The Migratory Bird Treaty Act: reshaping a powerful conservation tool.Our "free, feathered friends" in the sky, whether floating on thermals, diving on prey, or merely silhouetted in repose, inspire near-universal awe and fascination. Perhaps it is for this wonder that birds have been so central to the development of environmental protection laws. Indeed, the Migratory Bird Treaty Act, signed in 1916 by the United States United States, officially United States of America, republic (2005 est. pop. 295,734,000), 3,539,227 sq mi (9,166,598 sq km), North America. The United States is the world's third largest country in population and the fourth largest country in area. and Britain (Canada), was only the second piece of legislation in the United States to protect environmental features.
Though even the most casual nature enthusiast would agree that these flighted creatures are incredible to us grounded humans, there is more at play than simply wonder. Of course, with insight from conservation biology conservation biology
The branch of biology that deals with the effects of humans on the environment and with the conservation of biological diversity. , it is apparent that species of flora and fauna are important in their own right, regardless of their particular gifts, because of each of their roles in the greater ecology. Moreover, the protection of birds provides the practical effect of protecting the large areas that birds call home, which some may argue provide more effective protection for resources within those areas than the legislation actually designed to protect those resources.

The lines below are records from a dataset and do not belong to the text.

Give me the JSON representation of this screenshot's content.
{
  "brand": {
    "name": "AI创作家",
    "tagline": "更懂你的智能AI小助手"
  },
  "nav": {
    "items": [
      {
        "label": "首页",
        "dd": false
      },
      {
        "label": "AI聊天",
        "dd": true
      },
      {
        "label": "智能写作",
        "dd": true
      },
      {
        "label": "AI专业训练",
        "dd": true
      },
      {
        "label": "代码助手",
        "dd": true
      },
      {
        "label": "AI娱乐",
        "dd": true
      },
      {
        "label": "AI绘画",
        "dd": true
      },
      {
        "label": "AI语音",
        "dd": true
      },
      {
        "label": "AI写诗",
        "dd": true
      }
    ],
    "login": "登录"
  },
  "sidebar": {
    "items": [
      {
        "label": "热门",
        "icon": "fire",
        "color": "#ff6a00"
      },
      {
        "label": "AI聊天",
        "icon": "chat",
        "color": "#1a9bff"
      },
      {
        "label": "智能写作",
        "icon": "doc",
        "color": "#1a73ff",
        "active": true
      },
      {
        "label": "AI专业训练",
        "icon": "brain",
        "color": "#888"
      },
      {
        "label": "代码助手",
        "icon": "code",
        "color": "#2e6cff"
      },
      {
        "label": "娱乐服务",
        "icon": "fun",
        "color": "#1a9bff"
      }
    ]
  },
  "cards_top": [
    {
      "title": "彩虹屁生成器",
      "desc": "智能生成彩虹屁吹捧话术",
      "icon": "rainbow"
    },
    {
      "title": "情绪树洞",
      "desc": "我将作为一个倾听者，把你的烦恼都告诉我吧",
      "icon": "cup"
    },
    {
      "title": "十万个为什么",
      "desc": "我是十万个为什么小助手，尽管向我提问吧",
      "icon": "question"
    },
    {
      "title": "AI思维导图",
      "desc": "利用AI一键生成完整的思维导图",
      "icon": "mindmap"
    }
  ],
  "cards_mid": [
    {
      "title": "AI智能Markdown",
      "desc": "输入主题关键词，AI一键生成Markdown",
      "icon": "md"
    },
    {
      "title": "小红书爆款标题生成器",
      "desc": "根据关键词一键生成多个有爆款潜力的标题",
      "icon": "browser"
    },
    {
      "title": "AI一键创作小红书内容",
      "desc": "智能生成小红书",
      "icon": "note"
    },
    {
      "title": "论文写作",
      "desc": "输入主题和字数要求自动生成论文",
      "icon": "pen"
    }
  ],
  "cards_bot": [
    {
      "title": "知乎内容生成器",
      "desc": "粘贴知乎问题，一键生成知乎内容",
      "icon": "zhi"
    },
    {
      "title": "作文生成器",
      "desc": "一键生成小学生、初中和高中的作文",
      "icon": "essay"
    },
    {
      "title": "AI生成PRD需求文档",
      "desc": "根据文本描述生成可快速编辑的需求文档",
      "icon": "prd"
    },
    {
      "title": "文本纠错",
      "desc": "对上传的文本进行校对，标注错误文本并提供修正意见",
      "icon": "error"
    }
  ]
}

For all their gifts, birds are not blessed with the ability to recognize political boundaries. Thus, while a migratory species may have legal and physical protections within one segment of its range, it may have none in another. To give practical effect to protections for such wide-ranging birds, therefore, political treaties between two or more nations are necessary. Professor Mitsuhiko A. Takahashi discusses the effectiveness of such international treaties in his article, Migratory Bird Treaties' Issues and Potentials: Are they Valuable Tools or Just Curios in the Box? Professor Takahashi examines, among other treaties, the Bonn Convention The Convention on the Conservation of Migratory Species of Wild Animals (also known as CMS or the Bonn Convention ) aims to conserve terrestrial, marine and avian migratory species throughout their range. of 1902, the MBTA MBTA Massachusetts Bay Transportation Authority
MBTA Migratory Bird Treaty Act of 1918
MBTA Model-Based Tracking Algorithm of 1916, and the Treaty between Japan and the United States (1972) for their practical effect on conservation of migratory bird species. He also describes the interrelation between treaties and other laws targeting preservation through various means of regulation. For instance, the Endangered Species Act The federal Endangered Species Act of 1973 (ESA) (16 U.S.C.A. §§ 1531 et seq.) was enacted to protect animal and plant species from extinction by preserving the ecosystems in which they survive and by providing programs for their conservation. prioritizes certain species as they near extinction while other laws limit or prohibit certain sorts of trade; yet other legal protections create hybrid models that allocate liabilities between the public, the government, and market actors. Clearly, the confluence of birds and geopolitics geopolitics, method of political analysis, popular in Central Europe during the first half of the 20th cent., that emphasized the role played by geography in international relations. lies at the heart of conservation legislation; birds, as much as any species, remind us that the many peoples of the world are far more connected, and have far more in common, than our shifting and uneasy political alliances and economic agreements may recognize.
Furthermore, in a world of finite resources, there may be greater interests than avian avian /avi·an/ (a´ve-an) of or pertaining to birds.
Of, relating to, or characteristic of birds. wonder at bar. "[H]ow much must be sacrificed for each handful of bird deaths prevented?" asks Professor Kalyani Robbins in her article, Paved with Good Intentions: The Fate of Strict Liability Under the Migratory Bird Treaty Act. Specifically, what liability can we impose on commercial actors for inadvertent taking and reduction in range, when we as a nation, or even globe, depend on that commercial activity for jobs and production? Professor Robbins's answer suggests that the strict liability provisions of the MBTA should be imposed on those individuals most likely to perpetrate per·pe·trate
tr.v. per·pe·trat·ed, per·pe·trat·ing, per·pe·trates
To be responsible for; commit: perpetrate a crime; perpetrate a practical joke. the harm, rather than the public at large (an interpretation of the Act which a recent Tenth Circuit decision makes that essentially writes strict liability out of the law, diluting its protection). This allocation of remedies and penalties will in turn motivate best practices that will balance the needs of infrastructure and development with the ecological benefits of conservation.
These and many other issues came up at The Migratory Bird Treaty Act: Reshaping a Powerful Conservation Tool Conference, held at Lewis & Clark Law School, October 20-21, 2011, at which more than thirty-five speakers came from around the world to discuss the practices and politics of migratory bird conservation. National and international experts from government, industry, and environmental organizations discussed the Migratory Bird Treaty Act and similar and related statutes, exploring how to make protections more effective. Some of these discussions led to the creation of these articles, which are included here in this year's Environmental Law symposium.